Many Americans look at Cinco de Mayo as a celebration of Mexico, with tacos, margaritas, and piñatas. That's barely more authentic than celebrating St. Patrick's Day with green beer. But the holiday is not Mexico's independence day -it's a local celebration in the state of Puebla, centered in the capital of Puebla. For a real authentic holiday, dig a little deeper.
But what America’s Cinco de Mayo misses is the traditional food of Mexico, named to the UNESCO Representative List of the Intangible Cultural Heritage, a recognition given to only one other cuisine (French). And, nachos with refried beans, cheese wiz and jalapenos is nowhere on the list or in the country. Taco Bell has even tried opening up in Mexico but each time has failed, simply because no one will eat there.
What makes traditional Mexican fare worthy of such a distinction? You won’t find cumin soaked ground beef hard shell tacos topped with iceberg and cheddar. But, you will find beef barbacoa that has been smoked underground in banana leaves or carnitas topped with queso fresco, pickled onions and homemade salsa verde wrapped in a warm homemade corn tortilla that has been ever so lightly heated on a comal. And Puebla, just so happens to be considered by many, including Rick Bayless and Mark Bittman, as the gastronomic capital of Mexico.

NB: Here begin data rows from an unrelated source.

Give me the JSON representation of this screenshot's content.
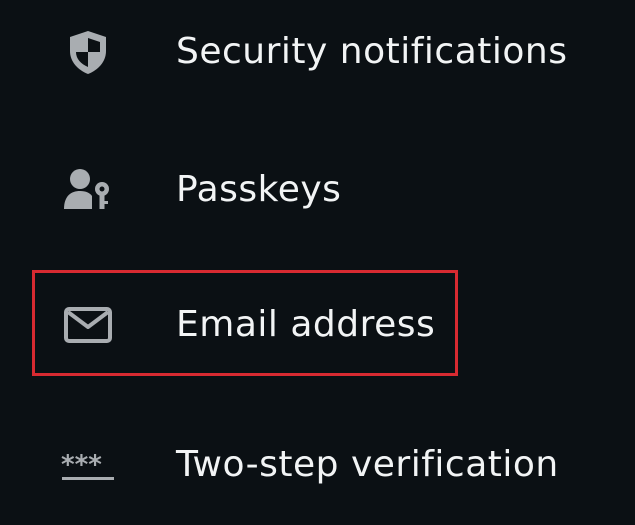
{
  "menu": {
    "items": [
      {
        "label": "Security notifications",
        "icon": "shield-icon"
      },
      {
        "label": "Passkeys",
        "icon": "passkey-icon"
      },
      {
        "label": "Email address",
        "icon": "envelope-icon"
      },
      {
        "label": "Two-step verification",
        "icon": "password-asterisks-icon"
      }
    ]
  },
  "highlight": {
    "color": "#d72a31",
    "target": "Email address"
  },
  "colors": {
    "background": "#0b1014",
    "text": "#f2f4f5",
    "icon": "#a9adb1"
  }
}
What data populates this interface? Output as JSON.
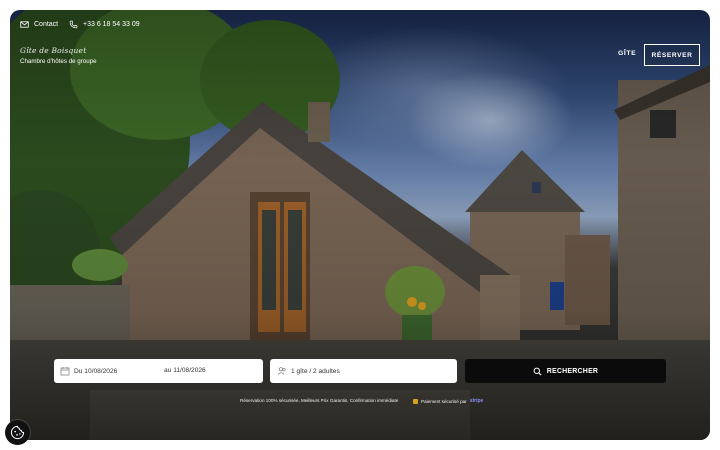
{
  "topbar": {
    "contact_label": "Contact",
    "phone": "+33 6 18 54 33 09"
  },
  "brand": {
    "logo_text": "Gîte de Boisquet",
    "tagline": "Chambre d'hôtes de groupe"
  },
  "nav": {
    "gite_label": "GÎTE",
    "reserve_label": "RÉSERVER"
  },
  "search": {
    "from_label": "Du",
    "from_date": "10/08/2026",
    "to_label": "au",
    "to_date": "11/08/2026",
    "guests": "1 gîte / 2 adultes",
    "button_label": "RECHERCHER"
  },
  "footer": {
    "assurances": "Réservation 100% sécurisée, Meilleurs Prix Garantis, Confirmation immédiate",
    "payment": "Paiement sécurisé par",
    "payment_brand": "stripe"
  },
  "icons": {
    "mail": "mail-icon",
    "phone": "phone-icon",
    "calendar": "calendar-icon",
    "guests": "guests-icon",
    "search": "search-icon",
    "lock": "lock-icon",
    "cookie": "cookie-settings-icon"
  },
  "colors": {
    "accent": "#0b0b0b",
    "stripe": "#8a8ff5",
    "lock": "#d9a21e"
  }
}
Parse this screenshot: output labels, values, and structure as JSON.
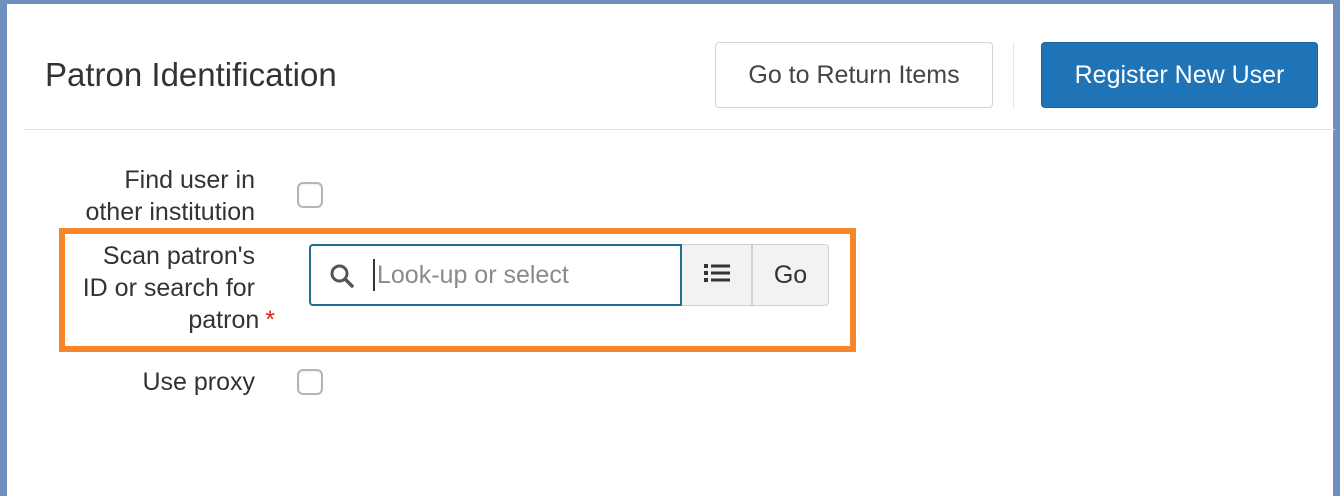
{
  "header": {
    "title": "Patron Identification",
    "return_items_label": "Go to Return Items",
    "register_user_label": "Register New User"
  },
  "form": {
    "find_other_institution": {
      "label_line1": "Find user in",
      "label_line2": "other institution",
      "checked": false
    },
    "scan_patron": {
      "label_line1": "Scan patron's",
      "label_line2": "ID or search for",
      "label_line3": "patron",
      "required_mark": "*",
      "placeholder": "Look-up or select",
      "value": "",
      "go_label": "Go"
    },
    "use_proxy": {
      "label": "Use proxy",
      "checked": false
    }
  },
  "icons": {
    "search": "search-icon",
    "list": "list-icon"
  },
  "colors": {
    "primary_button": "#1f74b8",
    "highlight_border": "#f5862a",
    "input_focus_border": "#1f6e91",
    "required": "#d9251d",
    "window_frame": "#6f8fbf"
  }
}
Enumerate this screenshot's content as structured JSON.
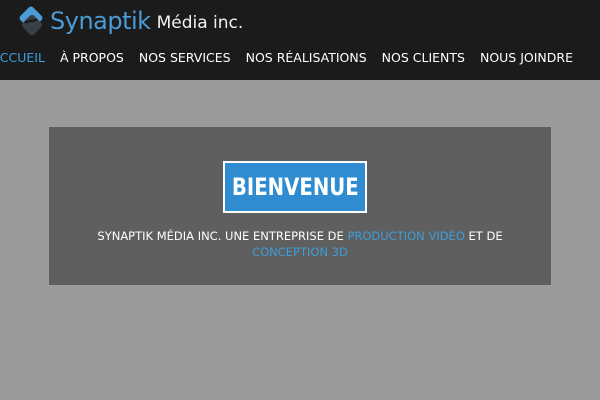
{
  "brand": {
    "name": "Synaptik",
    "suffix": "Média inc.",
    "logo_icon": "synaptik-logo-mark-icon",
    "accent_color": "#4a9bd6"
  },
  "nav": {
    "items": [
      {
        "label": "ACCUEIL",
        "active": true
      },
      {
        "label": "À PROPOS",
        "active": false
      },
      {
        "label": "NOS SERVICES",
        "active": false
      },
      {
        "label": "NOS RÉALISATIONS",
        "active": false
      },
      {
        "label": "NOS CLIENTS",
        "active": false
      },
      {
        "label": "NOUS JOINDRE",
        "active": false
      }
    ],
    "active_color": "#3d9ed9"
  },
  "hero": {
    "badge_text": "BIENVENUE",
    "badge_color": "#2f8cd0",
    "tagline_part1": "SYNAPTIK MÉDIA INC. UNE ENTREPRISE DE ",
    "tagline_highlight1": "PRODUCTION VIDÉO",
    "tagline_part2": " ET DE ",
    "tagline_highlight2": "CONCEPTION 3D"
  }
}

Smithsonian tells us about the regional favorites Mole Poblano, Chalupas, and Chiles en Nogada, with links to recipes for each. Link
(Image credit: Flickr user dbking)